Over the last couple weeks at CBC we have had an influx of new clientele in a way that we really haven’t seen before. Being a business owner this is always something that we dream of, up to our eyeballs in new clients coming through the door! As amazing as this is for us it also adds a little bit of difficulty dealing with so many new clients from day to day. With every new client, we like to gather as much information as possible before we make any major changes. Some of the data includes: exit velocity, max distance, average distance, on time percentage, BLAST data, and video. However, one area that often gets overlooked is information on the person. We like to get a feel for how the athlete learns, reacts to failure, strengths, weaknesses and personality. Being a hitting coach you would probably guess the first couple data points would be best for me to examine. However valid, getting to know the clients on another level besides how they are on the field yields so much information about them which better helps us understand how they learn, attain information, get motivated, and how much to push them.

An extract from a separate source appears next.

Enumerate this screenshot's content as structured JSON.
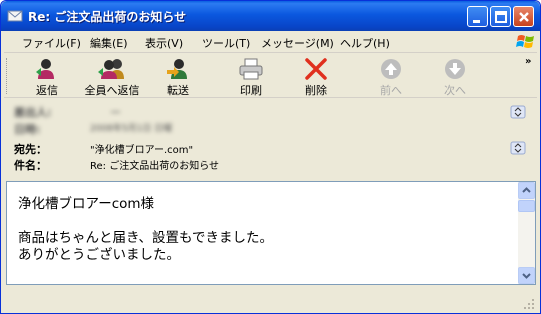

When a new client comes in I like to let them know that this isn’t going to be a session where everything they have ever done is going to be scrapped. They are not going to leave after one session where everything about their swing is going to be brand new. Most of the time they leave with no swing changes at all, and if they do it’s a minor adjustment that is more “feel” based and they do not have to think about it as much. When I first took this approach, I thought it could be counterintuitive, but what I have seen is this has actually made our path to helping hitters more efficient. There is now less time spent on trying 3 or 4 different things and seeing what works, we now have a more concentrated focus on what we are trying to do with each athlete, and the results have been amazing. I haven’t seen so many guys come in and break record after record. “Success leaves clues,” is something that I like to remember and this approach has yielded great results.
With gathering as much data and video as possible about each hitter this gives us a snapshot of where they are compared to their peer group, where we think they should be, and how we can develop a roadmap and connect the dots. Probably the greatest thing about the evaluation is seeing the hitter’s numbers go up in distance and velocity by just providing them with direct feedback of where they are at currently. So many hitters have no idea where they are at, once they find out they begin to push themselves harder than they have before and more times than not they find out they can hit the ball harder and farther than they originally thought. Providing an environment that helps athletes push themselves is so valuable because they are the ones that are navigating their own success, they are learning valuable lessons on their own. Those learned on their own always have a lasting effect vs. always coming from a coach. If we can help hitters improve during the first session without making any swing changes it starts to create a sense of trust between athlete and coach. Trust that lets the athlete know that we are not rushing to make him a clone of the guy before him, but we are carefully crafting a roadmap that we believe will lead to better things.
In the past, I will admit that I have been guilty of trying to do too much in the first session that it sometimes led to more headaches down the road. But I have learned that it is more beneficial to take a step back and take a look at what is in front of you and take your time coming up with a plan. In the end, this works better for all parties involved.
Start with the foundation in mind.
Chapman Baseball Compound
Chapman Baseball Compound is a 3,000 square foot facility where we specialize in baseball development specifically in the areas of: hitting, pitching, catching, and mental training.